whose coefficients $a$, $b$ and $c$ are pairwise coprime integers, square-free and not all of the same sign, has a non-zero rational solution if and only if all following three congruences are solvable:




The question of representing the zeros of an arbitrary ternary quadratic form with rational coefficients reduces to Legendre's theorem.

It was proved by A.M. Legendre in 1785.


[1] Z.I. Borevich, I.R. Shafarevich, "Number theory" , Acad. Press (1966) pp. Chapt. 1. Par. 7 (Translated from Russian) (German translation: Birkhäuser, 1966) MR0195803 Zbl 0145.04902


Legendre's theorem is an essential part of the Hasse–Minkowski theorem on rational quadratic forms (cf. Quadratic form).


2) The sum of the angles of a triangle cannot exceed two right angles.

3) If the sum of the angles of one triangle is equal to two right angles, then the sum of the angles of any other triangle is equal to two right angles.

Theorems 2) and 3) were proved by A.M. Legendre in 1800 and 1833 in attempts to justify Euclid's parallelism postulate (cf. Fifth postulate). Similar assertions were established by G. Saccheri (see Saccheri quadrangle).


[1] V.F. Kagan, "Foundations of geometry" , 1 , Moscow-Leningrad (1949) (In Russian) MR0040672 Zbl 0049.38001
[2] A.V. Pogorelov, "Lectures on the foundations of geometry" , Noordhoff (1966) (Translated from Russian) MR0203551 Zbl 0141.36702
[a1] N.V. Efimov, "Höhere Geometrie" , Deutsch. Verlag Wissenschaft. (1960) (Translated from Russian) MR0120537 Zbl 0211.23702 Zbl 0101.37601 Zbl 0052.37103 Zbl 0036.10002 Zbl 0061.31610
[a2] A.P. Norden, "Elementare Einführung in die Lobatschewskische Geometrie" , Deutsch. Verlag Wissenschaft. (1958) (Translated from Russian) MR0094759 Zbl 0079.36403

A.B. Ivanov

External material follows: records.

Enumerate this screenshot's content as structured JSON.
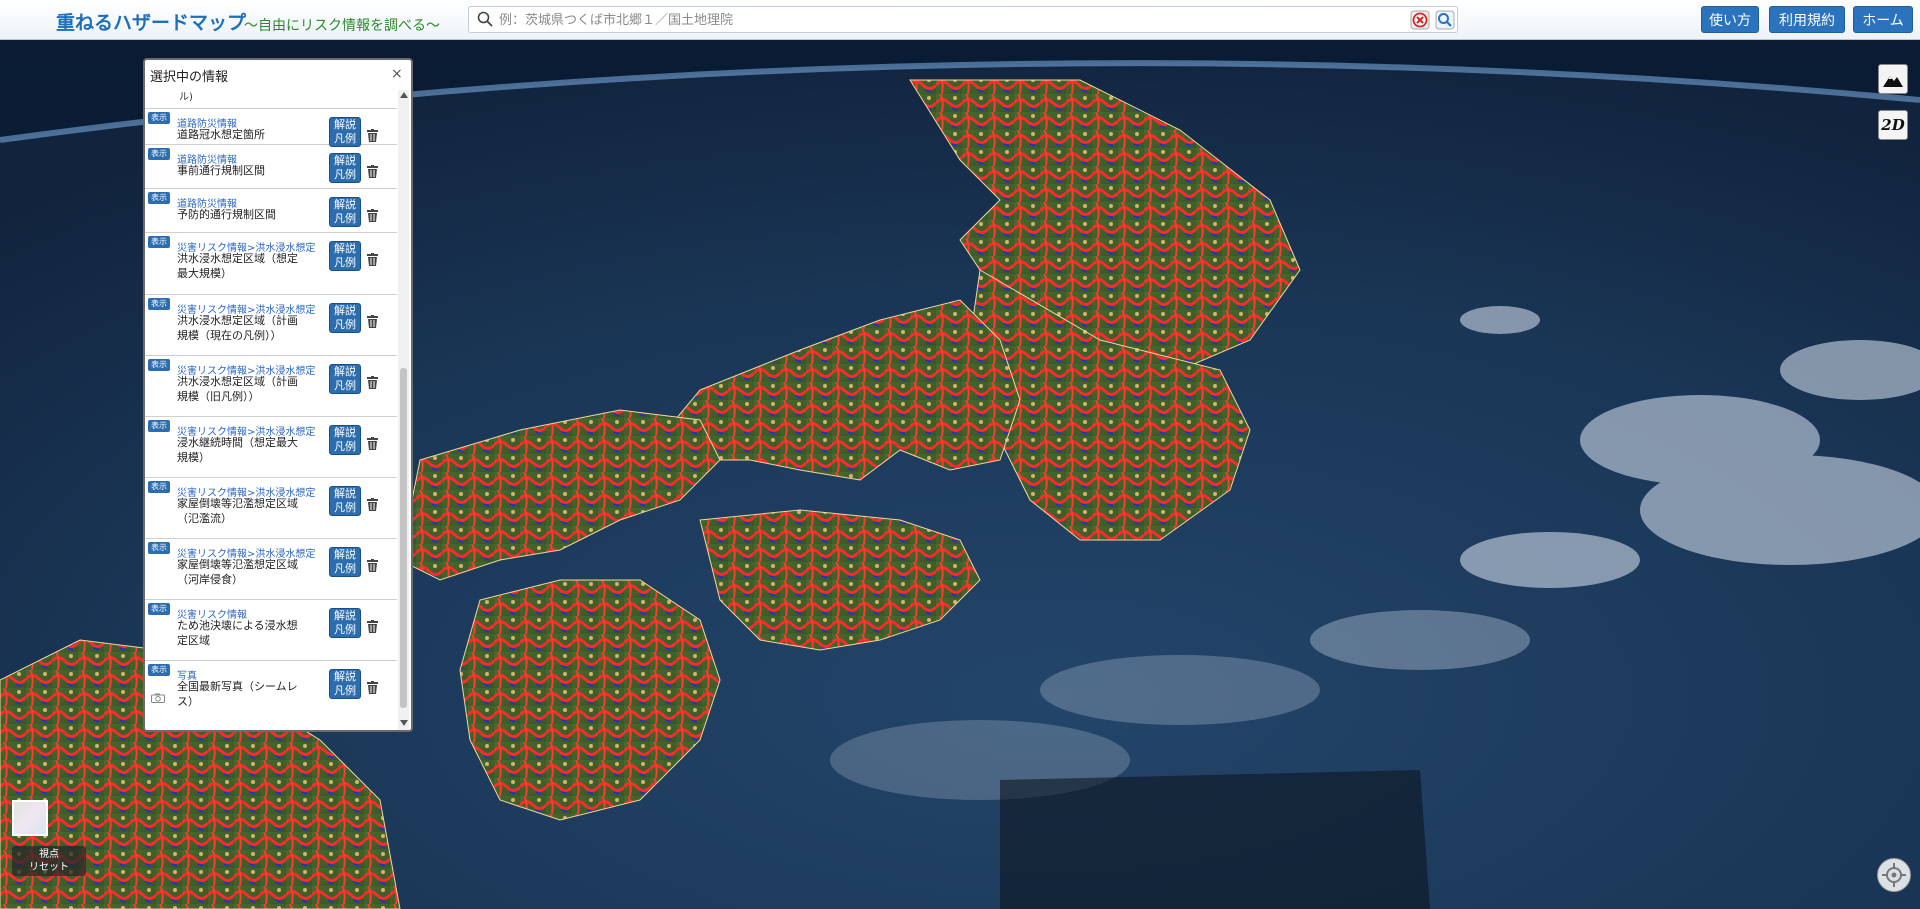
{
  "header": {
    "title": "重ねるハザードマップ",
    "tagline": "～自由にリスク情報を調べる～",
    "search_placeholder": "例：茨城県つくば市北郷１／国土地理院",
    "buttons": {
      "usage": "使い方",
      "terms": "利用規約",
      "home": "ホーム"
    }
  },
  "panel": {
    "title": "選択中の情報",
    "close": "×",
    "cut_text": "ル)",
    "show_label": "表示",
    "legend_label_1": "解説",
    "legend_label_2": "凡例",
    "layers": [
      {
        "category": "道路防災情報",
        "name": "道路冠水想定箇所"
      },
      {
        "category": "道路防災情報",
        "name": "事前通行規制区間"
      },
      {
        "category": "道路防災情報",
        "name": "予防的通行規制区間"
      },
      {
        "category": "災害リスク情報>洪水浸水想定",
        "name": "洪水浸水想定区域（想定最大規模）"
      },
      {
        "category": "災害リスク情報>洪水浸水想定",
        "name": "洪水浸水想定区域（計画規模（現在の凡例））"
      },
      {
        "category": "災害リスク情報>洪水浸水想定",
        "name": "洪水浸水想定区域（計画規模（旧凡例））"
      },
      {
        "category": "災害リスク情報>洪水浸水想定",
        "name": "浸水継続時間（想定最大規模）"
      },
      {
        "category": "災害リスク情報>洪水浸水想定",
        "name": "家屋倒壊等氾濫想定区域（氾濫流）"
      },
      {
        "category": "災害リスク情報>洪水浸水想定",
        "name": "家屋倒壊等氾濫想定区域（河岸侵食）"
      },
      {
        "category": "災害リスク情報",
        "name": "ため池決壊による浸水想定区域"
      },
      {
        "category": "写真",
        "name": "全国最新写真（シームレス）"
      }
    ]
  },
  "controls": {
    "mode_2d": "2D",
    "reset_line1": "視点",
    "reset_line2": "リセット"
  }
}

How to Cite This Entry:
Legendre theorem. Encyclopedia of Mathematics. URL:
This article was adapted from an original article by Yu.V. Nesterenko (originator), which appeared in Encyclopedia of Mathematics - ISBN 1402006098. See original article